1. James Watt also invented the first device to produce exact copies of documents, pre-dating Xerox by almost 200 years.
His process physicaly transferred some of the ink from the front of the original to the back of a second sheet pressed to the original.
It was a commercial success and was widely used to duplicate documents Noted users include George Washington and Thomas jefferson. It was used in offices well into the twentieth century. To see the press in action, watch this video
2. The Shadwell works were opened in 1660 by Thomas Neale under letters of patent from Charles II authorizing him to "maintain, erect or new-build his Water-works and Waterhouse near the River Thames in the parish of Shadwell and to make ponds, pipes, and cisterns to take water from the river to supply inhabitants within the Manors of Stepney and East Smithfield."
A pump operated by horses was used to draw water from the Thames. In 1679 a second pump was added. With the opening of the West Ham works, Shadwell was forced to convert to the steam-driven "atmospheric" pump in 1750 in order to remain competitive.
However, its directors were not the least interested in supplying water, but rather in becoming a part of the highly profitable New York banking industry.

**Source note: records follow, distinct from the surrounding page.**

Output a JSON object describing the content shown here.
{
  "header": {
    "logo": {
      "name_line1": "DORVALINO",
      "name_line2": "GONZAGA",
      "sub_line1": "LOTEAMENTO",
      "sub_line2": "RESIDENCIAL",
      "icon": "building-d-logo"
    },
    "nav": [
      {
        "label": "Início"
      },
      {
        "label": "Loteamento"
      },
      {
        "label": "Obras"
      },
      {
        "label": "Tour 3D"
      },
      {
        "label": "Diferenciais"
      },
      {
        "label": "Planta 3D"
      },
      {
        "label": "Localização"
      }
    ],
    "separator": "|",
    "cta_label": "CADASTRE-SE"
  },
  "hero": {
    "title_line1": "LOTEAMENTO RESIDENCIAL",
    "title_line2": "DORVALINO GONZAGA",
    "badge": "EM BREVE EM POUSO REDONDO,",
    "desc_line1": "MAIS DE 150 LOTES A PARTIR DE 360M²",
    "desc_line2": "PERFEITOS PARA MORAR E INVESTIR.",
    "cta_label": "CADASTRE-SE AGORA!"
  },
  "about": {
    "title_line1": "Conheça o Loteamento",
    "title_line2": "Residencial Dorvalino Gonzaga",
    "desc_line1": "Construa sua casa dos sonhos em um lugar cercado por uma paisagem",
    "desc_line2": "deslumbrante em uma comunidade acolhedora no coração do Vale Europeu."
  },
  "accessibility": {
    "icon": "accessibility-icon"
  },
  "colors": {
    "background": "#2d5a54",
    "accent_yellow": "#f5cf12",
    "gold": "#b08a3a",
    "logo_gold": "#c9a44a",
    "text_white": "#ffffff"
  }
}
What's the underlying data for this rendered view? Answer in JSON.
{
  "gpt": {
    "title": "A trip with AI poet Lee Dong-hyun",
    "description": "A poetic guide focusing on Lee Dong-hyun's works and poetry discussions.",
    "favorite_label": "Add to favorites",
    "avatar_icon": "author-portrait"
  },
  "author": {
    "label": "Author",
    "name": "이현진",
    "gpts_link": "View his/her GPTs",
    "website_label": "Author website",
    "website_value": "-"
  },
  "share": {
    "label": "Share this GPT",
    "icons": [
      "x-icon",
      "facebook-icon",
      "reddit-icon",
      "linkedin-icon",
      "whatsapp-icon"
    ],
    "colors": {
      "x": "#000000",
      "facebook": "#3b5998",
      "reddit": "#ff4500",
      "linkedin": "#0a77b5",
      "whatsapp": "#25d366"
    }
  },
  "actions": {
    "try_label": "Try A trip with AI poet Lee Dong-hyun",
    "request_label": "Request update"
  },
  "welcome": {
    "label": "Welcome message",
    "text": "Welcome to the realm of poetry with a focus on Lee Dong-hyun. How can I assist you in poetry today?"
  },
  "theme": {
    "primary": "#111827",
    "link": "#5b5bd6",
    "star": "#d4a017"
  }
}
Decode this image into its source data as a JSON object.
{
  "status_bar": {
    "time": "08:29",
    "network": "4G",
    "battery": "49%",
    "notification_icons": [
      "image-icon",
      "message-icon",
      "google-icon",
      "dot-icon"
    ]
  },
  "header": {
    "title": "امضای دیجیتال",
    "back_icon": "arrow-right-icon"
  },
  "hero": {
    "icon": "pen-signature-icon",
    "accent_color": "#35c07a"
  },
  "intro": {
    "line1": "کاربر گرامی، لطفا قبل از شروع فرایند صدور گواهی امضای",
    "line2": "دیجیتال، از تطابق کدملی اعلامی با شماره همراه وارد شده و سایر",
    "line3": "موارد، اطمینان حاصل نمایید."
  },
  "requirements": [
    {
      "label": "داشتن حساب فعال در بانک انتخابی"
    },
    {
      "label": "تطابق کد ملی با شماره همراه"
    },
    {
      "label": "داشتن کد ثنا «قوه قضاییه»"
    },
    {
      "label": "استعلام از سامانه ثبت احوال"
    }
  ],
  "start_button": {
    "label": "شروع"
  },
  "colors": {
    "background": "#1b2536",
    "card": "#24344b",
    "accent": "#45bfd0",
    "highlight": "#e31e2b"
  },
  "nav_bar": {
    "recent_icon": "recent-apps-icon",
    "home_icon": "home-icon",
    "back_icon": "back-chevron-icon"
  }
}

The company immediately elected to open an office of discount and deposit – a bank in all but name.
In 1808, the company sold its waterworks, to the City of New York for $1.9 million dollars and turned to banking as its sole business.
The company merged with Chase National Bank in 1955 to become Chase Manhattan Bank which merged in 1996 with Chemical Bank and was purchased in 2000 by J.P. Morgan & Co., to became JPMorgan Chase & Co, its current moniker.
The bank was one of the precipitators of the 2008 economic Recession and ultimately paid a paltry $13 million dollar settlement with the Justice Department for its mortgage lending practices, amounting to 0.000541666% of its $2.4 trillion in assets.
For comparison, if you earned $70,000 last year, your equivalent fine would be 38¢. The government heralded the fine as a big vitory over large banks.
5. Rachel Carson's The Silent Spring virtually created the grassroots environmental movement, led to the founding of the En­vir­on­mental De­fense Fund in 1967, the formation of the En­vir­on­mental Pro­tec­tion Agen­cy in 1970 by executive order, and to the passage of seminal environmental legislation including the 1972 Federal Insecti­cide, Fungi­cide, and Ro­denti­cide Act, and 1972 amendements to the Clean Wa­ter Act that increased Federal enforcment powers and turned responsibility for enforcment of sewage treatment over to the EPA.
Carson's was neither the first nor the last exposé that finally compelled an habitually tardy Congress to take remedial action.

Rev. 11/01/23